Barbaresco AOCG

Barbaresco AOCG


Barbaresco AOCG

Seal of quality

Product denomination. Products with seal of quality correspond to the acknowledged denomination.

A.O.C. – D.P.R. 23th April 1966

A.O.C.G. – D.P.R. 3rd October 1980


An intense and brilliant wine, shading from ruby red to garnet, and a stimulating bouquet of persisting fruity or ethereal fragrances recalling raspberries and red-fruit jams, geraniums and violets, but also green pepper, cinnamon and nutmeg, hay and wood, toasted hazelnut, vanilla, and even aniseed. The secret of this noble wine lies in the mystical and unpredictable symbiosis between the calcareous – clayey substrata of the hills, the very same that secretly give life to the precious white truffle of Alba, and the Nebbiolo vineyards that delineate the horizons of this region, portraying a natural landscape of incomparable beauty.

The vine is 100% Nebbiolo in the sub-varieties Michet, Lampia and Rosè. The minimum ageing period established by the Disciplinary Regulations is 24 months, 12 of which in durmast or chestnut barrels. “Barbaresco” undergoes an ageing period of no less than four years and, as additional specification, can bear the word “reserve”. The minimum alcoholic content is 12.5% vol.

Area of production

The area includes the entire administrative region of the following communes: Barbaresco, Treiso and Neive and a part of the village of San Rocco Seno d’Elvio in the commune of Alba.


The wine of Barbaresco, a hilly commune Southeast of Alba, with its impressive tower, overhanging the banks of the Tanaro, was already known to the Romans.

Tito Livio mentioned it in his Storia Romana and it is here that the Roman road linked the Ligurian coast with Turin, crossing a region that already had a significant wine-making inclination. Long before then, in fact, the ancient Ligurians had colonised these hills; the origin of vine-growing is probably thanks to them, as also the very name of the town, Barbaresco, which, as it would seem, derives from the definition Barbarica silva referring to an oak wood in the area with sulphur and salty water springs that the Ligurians considered sacred. Therefore, it was not by chance that a basket overflowing with grapes is carved in the wooden chancel of the Duomo d’Alba, above the depiction of the medieval village of Barbaresco.

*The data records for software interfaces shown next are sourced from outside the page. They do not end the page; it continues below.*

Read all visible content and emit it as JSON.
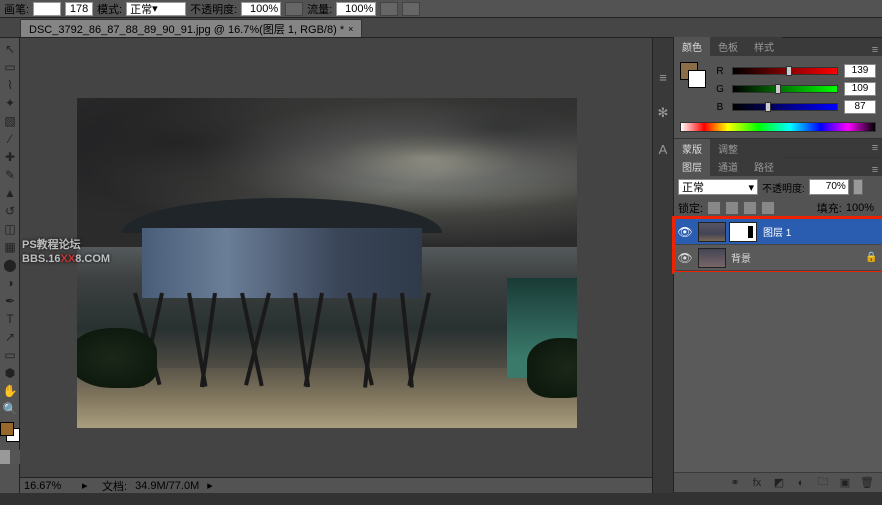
{
  "optbar": {
    "label_brush": "画笔:",
    "brush_size": "178",
    "label_mode": "模式:",
    "mode_value": "正常",
    "label_opacity": "不透明度:",
    "opacity_value": "100%",
    "label_flow": "流量:",
    "flow_value": "100%"
  },
  "tab": {
    "title": "DSC_3792_86_87_88_89_90_91.jpg @ 16.7%(图层 1, RGB/8) *",
    "close": "×"
  },
  "tools": [
    {
      "name": "move-tool",
      "glyph": "↖"
    },
    {
      "name": "marquee-tool",
      "glyph": "▭"
    },
    {
      "name": "lasso-tool",
      "glyph": "⌇"
    },
    {
      "name": "wand-tool",
      "glyph": "✦"
    },
    {
      "name": "crop-tool",
      "glyph": "▧"
    },
    {
      "name": "eyedrop-tool",
      "glyph": "⁄"
    },
    {
      "name": "heal-tool",
      "glyph": "✚"
    },
    {
      "name": "brush-tool",
      "glyph": "✎"
    },
    {
      "name": "stamp-tool",
      "glyph": "▲"
    },
    {
      "name": "history-brush-tool",
      "glyph": "↺"
    },
    {
      "name": "eraser-tool",
      "glyph": "◫"
    },
    {
      "name": "gradient-tool",
      "glyph": "▦"
    },
    {
      "name": "blur-tool",
      "glyph": "⬤"
    },
    {
      "name": "dodge-tool",
      "glyph": "◑"
    },
    {
      "name": "pen-tool",
      "glyph": "✒"
    },
    {
      "name": "type-tool",
      "glyph": "T"
    },
    {
      "name": "path-tool",
      "glyph": "↗"
    },
    {
      "name": "shape-tool",
      "glyph": "▭"
    },
    {
      "name": "3d-tool",
      "glyph": "⬢"
    },
    {
      "name": "hand-tool",
      "glyph": "✋"
    },
    {
      "name": "zoom-tool",
      "glyph": "🔍"
    }
  ],
  "watermark": {
    "line1": "PS教程论坛",
    "line2a": "BBS.16",
    "line2b": "XX",
    "line2c": "8.COM"
  },
  "statusbar": {
    "zoom": "16.67%",
    "doc_label": "文档:",
    "doc_value": "34.9M/77.0M"
  },
  "midicons": [
    {
      "name": "history-icon",
      "glyph": "≡"
    },
    {
      "name": "gear-icon",
      "glyph": "✻"
    },
    {
      "name": "char-icon",
      "glyph": "A"
    }
  ],
  "color_panel": {
    "tabs": [
      "颜色",
      "色板",
      "样式"
    ],
    "channels": [
      {
        "lbl": "R",
        "val": "139",
        "pct": 54
      },
      {
        "lbl": "G",
        "val": "109",
        "pct": 43
      },
      {
        "lbl": "B",
        "val": "87",
        "pct": 34
      }
    ]
  },
  "adjust_panel": {
    "tabs": [
      "蒙版",
      "调整"
    ]
  },
  "layers_panel": {
    "tabs": [
      "图层",
      "通道",
      "路径"
    ],
    "blend_label": "正常",
    "opacity_label": "不透明度:",
    "opacity_value": "70%",
    "lock_label": "锁定:",
    "fill_label": "填充:",
    "fill_value": "100%",
    "layers": [
      {
        "name": "图层 1",
        "selected": true,
        "has_mask": true,
        "locked": false
      },
      {
        "name": "背景",
        "selected": false,
        "has_mask": false,
        "locked": true
      }
    ]
  },
  "layer_footer_icons": [
    {
      "name": "link-icon",
      "glyph": "⚭"
    },
    {
      "name": "fx-icon",
      "glyph": "fx"
    },
    {
      "name": "mask-icon",
      "glyph": "◩"
    },
    {
      "name": "adj-icon",
      "glyph": "◐"
    },
    {
      "name": "group-icon",
      "glyph": "🗀"
    },
    {
      "name": "new-layer-icon",
      "glyph": "▣"
    },
    {
      "name": "trash-icon",
      "glyph": "🗑"
    }
  ]
}
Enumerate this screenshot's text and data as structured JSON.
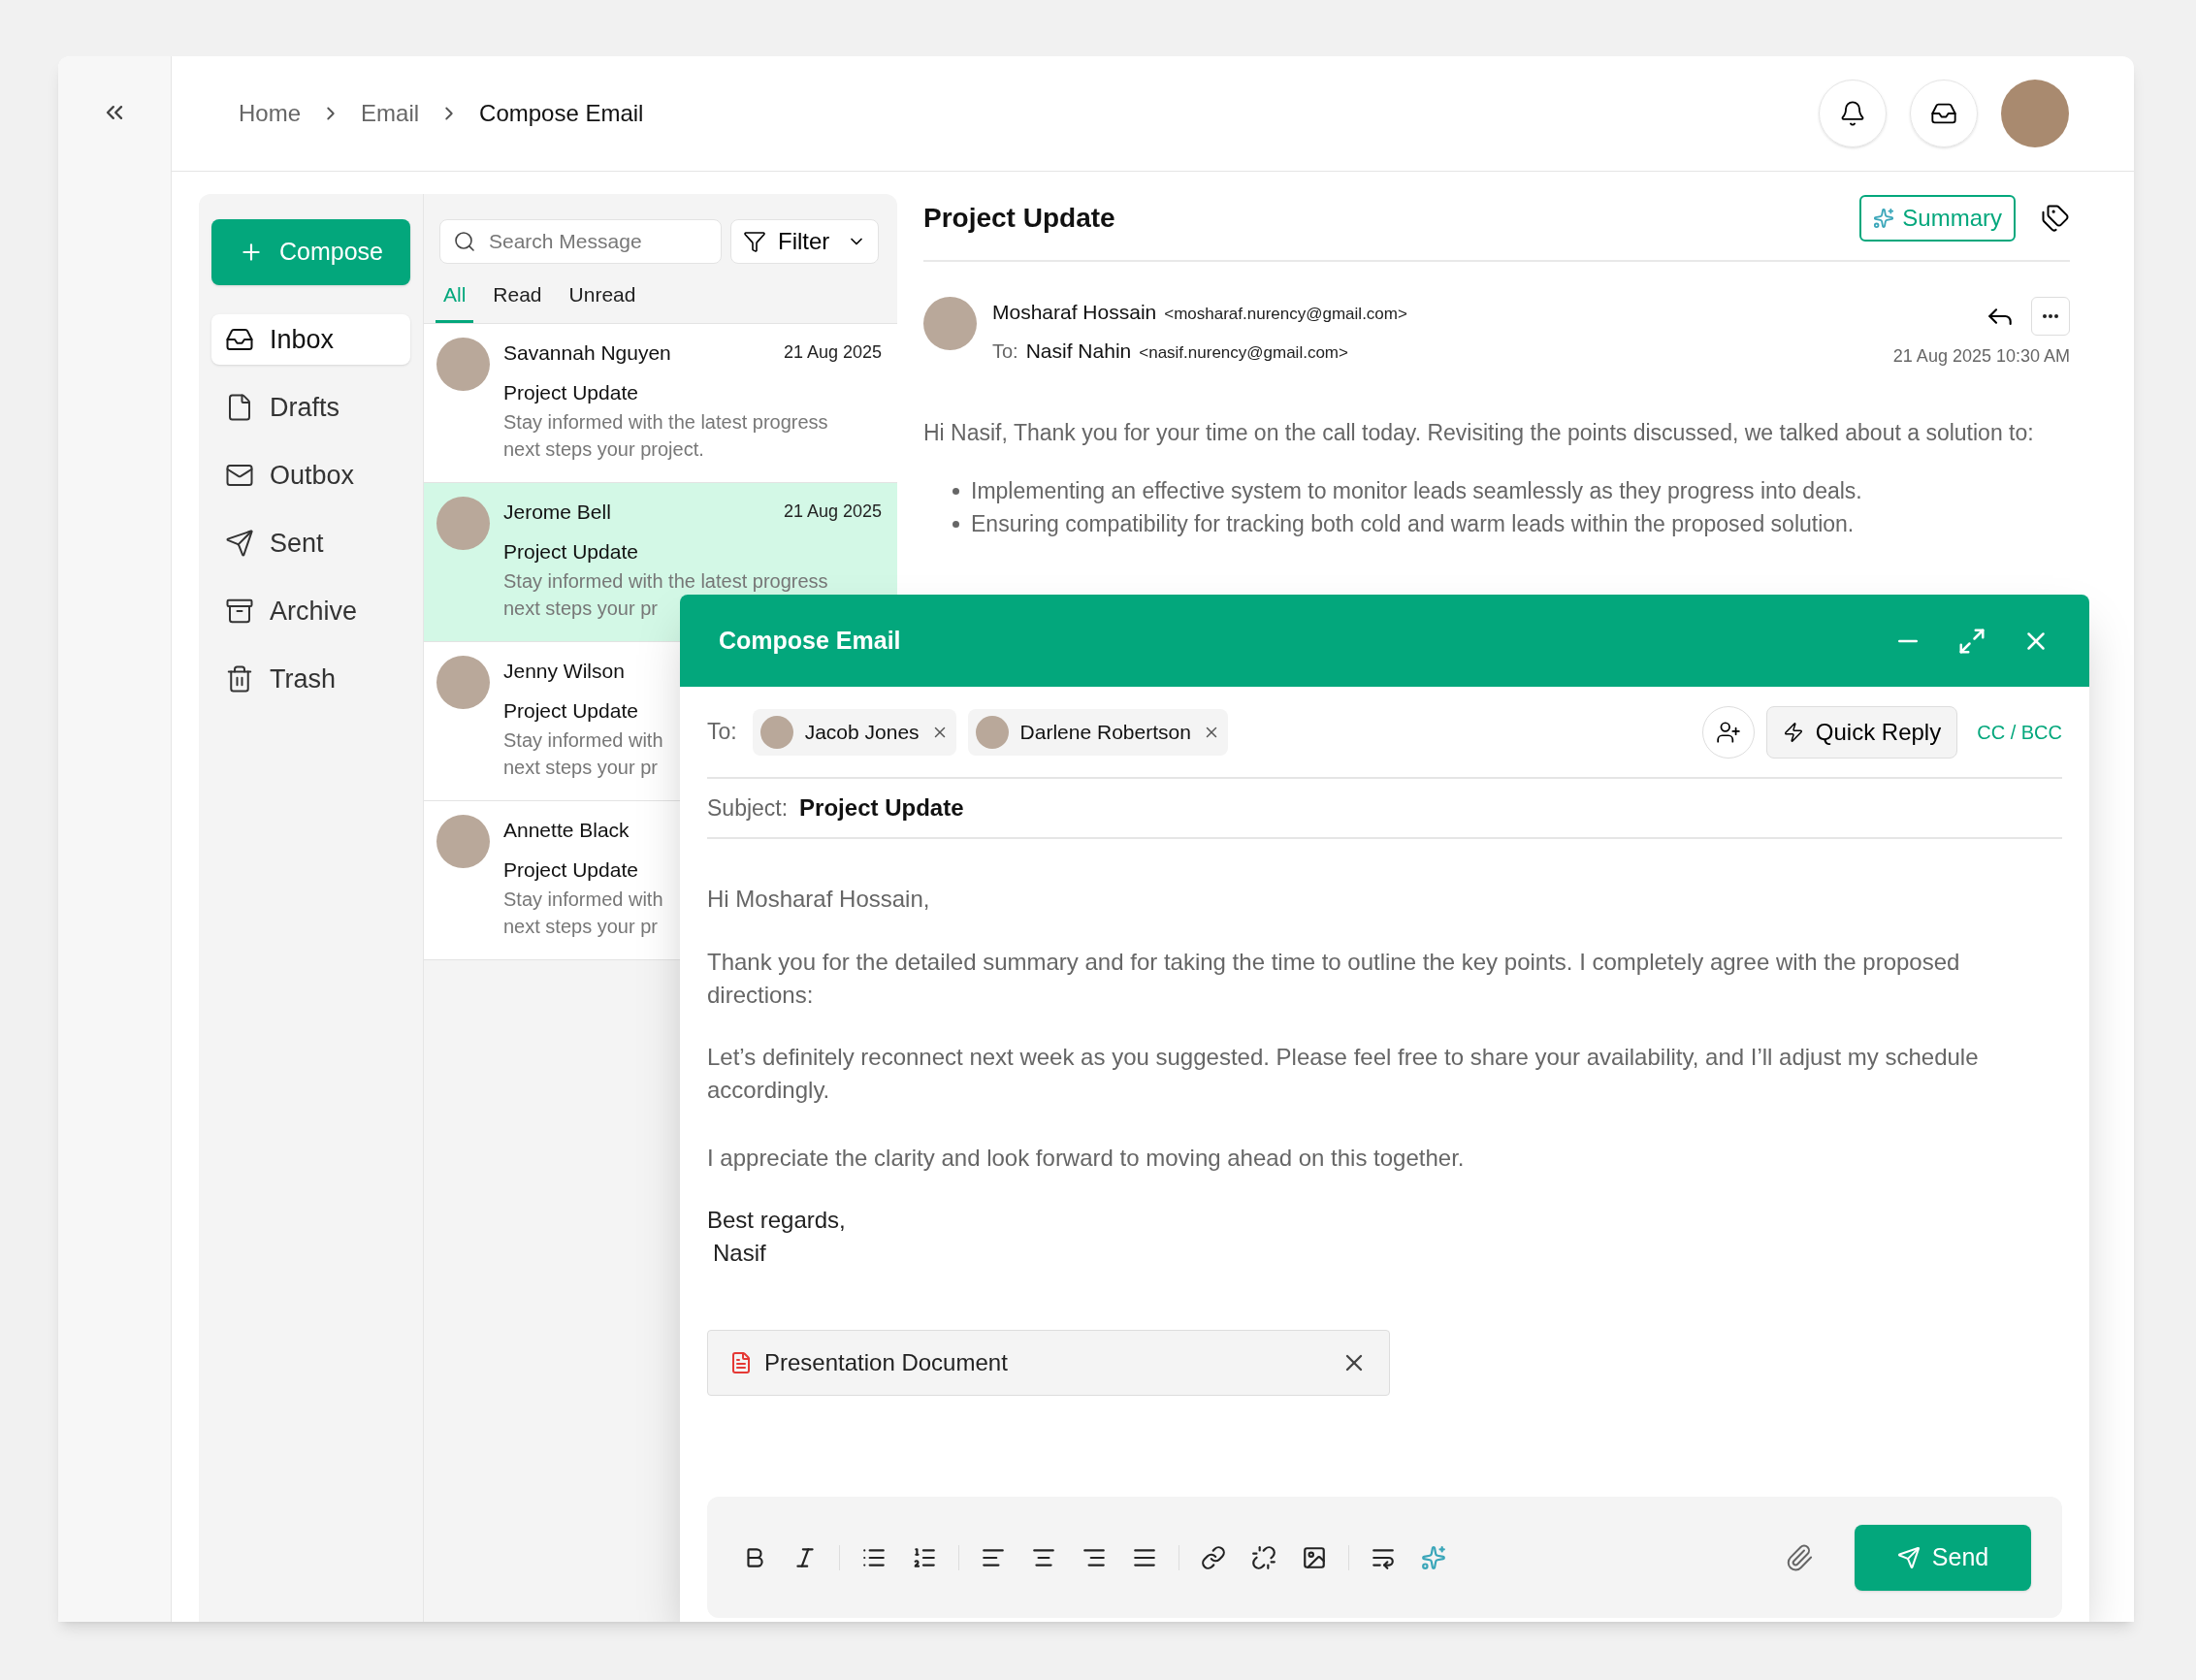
{
  "breadcrumbs": [
    {
      "label": "Home",
      "selected": false
    },
    {
      "label": "Email",
      "selected": false
    },
    {
      "label": "Compose Email",
      "selected": true
    }
  ],
  "nav": {
    "compose": "Compose",
    "items": [
      {
        "label": "Inbox",
        "kind": "inbox",
        "selected": true
      },
      {
        "label": "Drafts",
        "kind": "drafts",
        "selected": false
      },
      {
        "label": "Outbox",
        "kind": "outbox",
        "selected": false
      },
      {
        "label": "Sent",
        "kind": "sent",
        "selected": false
      },
      {
        "label": "Archive",
        "kind": "archive",
        "selected": false
      },
      {
        "label": "Trash",
        "kind": "trash",
        "selected": false
      }
    ]
  },
  "list": {
    "search_placeholder": "Search Message",
    "filter": "Filter",
    "tabs": [
      {
        "label": "All",
        "selected": true
      },
      {
        "label": "Read",
        "selected": false
      },
      {
        "label": "Unread",
        "selected": false
      }
    ],
    "messages": [
      {
        "sender": "Savannah Nguyen",
        "date": "21 Aug 2025",
        "subject": "Project Update",
        "preview": [
          "Stay informed with the latest progress",
          "next steps your project."
        ],
        "selected": false
      },
      {
        "sender": "Jerome Bell",
        "date": "21 Aug 2025",
        "subject": "Project Update",
        "preview": [
          "Stay informed with the latest progress",
          "next steps your pr"
        ],
        "selected": true
      },
      {
        "sender": "Jenny Wilson",
        "subject": "Project Update",
        "preview": [
          "Stay informed with",
          "next steps your pr"
        ],
        "selected": false
      },
      {
        "sender": "Annette Black",
        "subject": "Project Update",
        "preview": [
          "Stay informed with",
          "next steps your pr"
        ],
        "selected": false
      }
    ]
  },
  "email": {
    "title": "Project Update",
    "summary": "Summary",
    "from_name": "Mosharaf Hossain",
    "from_email": "<mosharaf.nurency@gmail.com>",
    "to_label": "To:",
    "to_name": "Nasif Nahin",
    "to_email": "<nasif.nurency@gmail.com>",
    "date": "21 Aug 2025 10:30 AM",
    "intro": "Hi Nasif, Thank you for your time on the call today. Revisiting the points discussed, we talked about a solution to:",
    "bullets": [
      "Implementing an effective system to monitor leads seamlessly as they progress into deals.",
      "Ensuring compatibility for tracking both cold and warm leads within the proposed solution."
    ]
  },
  "compose": {
    "title": "Compose Email",
    "to_label": "To:",
    "recipients": [
      {
        "name": "Jacob Jones"
      },
      {
        "name": "Darlene Robertson"
      }
    ],
    "quick_reply": "Quick Reply",
    "cc_bcc": "CC / BCC",
    "subject_label": "Subject:",
    "subject": "Project Update",
    "greeting": "Hi Mosharaf Hossain,",
    "paragraphs": [
      "Thank you for the detailed summary and for taking the time to outline the key points. I completely agree with the proposed directions:",
      "Let’s definitely reconnect next week as you suggested. Please feel free to share your availability, and I’ll adjust my schedule accordingly.",
      "I appreciate the clarity and look forward to moving ahead on this together."
    ],
    "signature": [
      "Best regards,",
      "Nasif"
    ],
    "attachment": "Presentation Document",
    "send": "Send"
  }
}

Many words have been spent on this red wine of superb aristocracy, but the most famous was an anecdote by the Austrian general De Melas who, in 1799, having defeated the French in battle, and wanting to worthily celebrate this victory, demanded that several bottles of “Nebiolo di Barbaresco” be sent to his camp. It was only towards the 19 th century that Barbaresco became once and for all dry, according to the new wine-making technique introduced by Dominique Cavazza, a well-known agronomist and the first director of the Regia Scuola Enologica of Alba, who wanted this wine to be “delicate, smooth, generous” as were the greatest French wines.

In 1934, requested by the wine-makers themselves, the “Consorzio per la difesa dei vini tipici di pregio Barolo e Barbaresco” was created, and productive perspectives were also established: area of origin, grape and the characteristics. The Consortium was later reconstituted in 1947, with the purpose of obtaining status for these wines, first, Quality Wine (AOC), and then AOCG. Lastly, in 1994, the present “Consorzio di Tutela Barolo, Barbaresco, Alba Langhe and Roero” was founded as a point of reference for wine-makers in the area between Langa and Roero.

1986 marked the inauguration of the “Enoteca Regionale del Barbaresco” (Regional Barbaresco Wine Cellar) in the ex confraternity of San Donato, with the objective of promoting and safeguarding Barbaresco wine and its land.

Galleria fotografica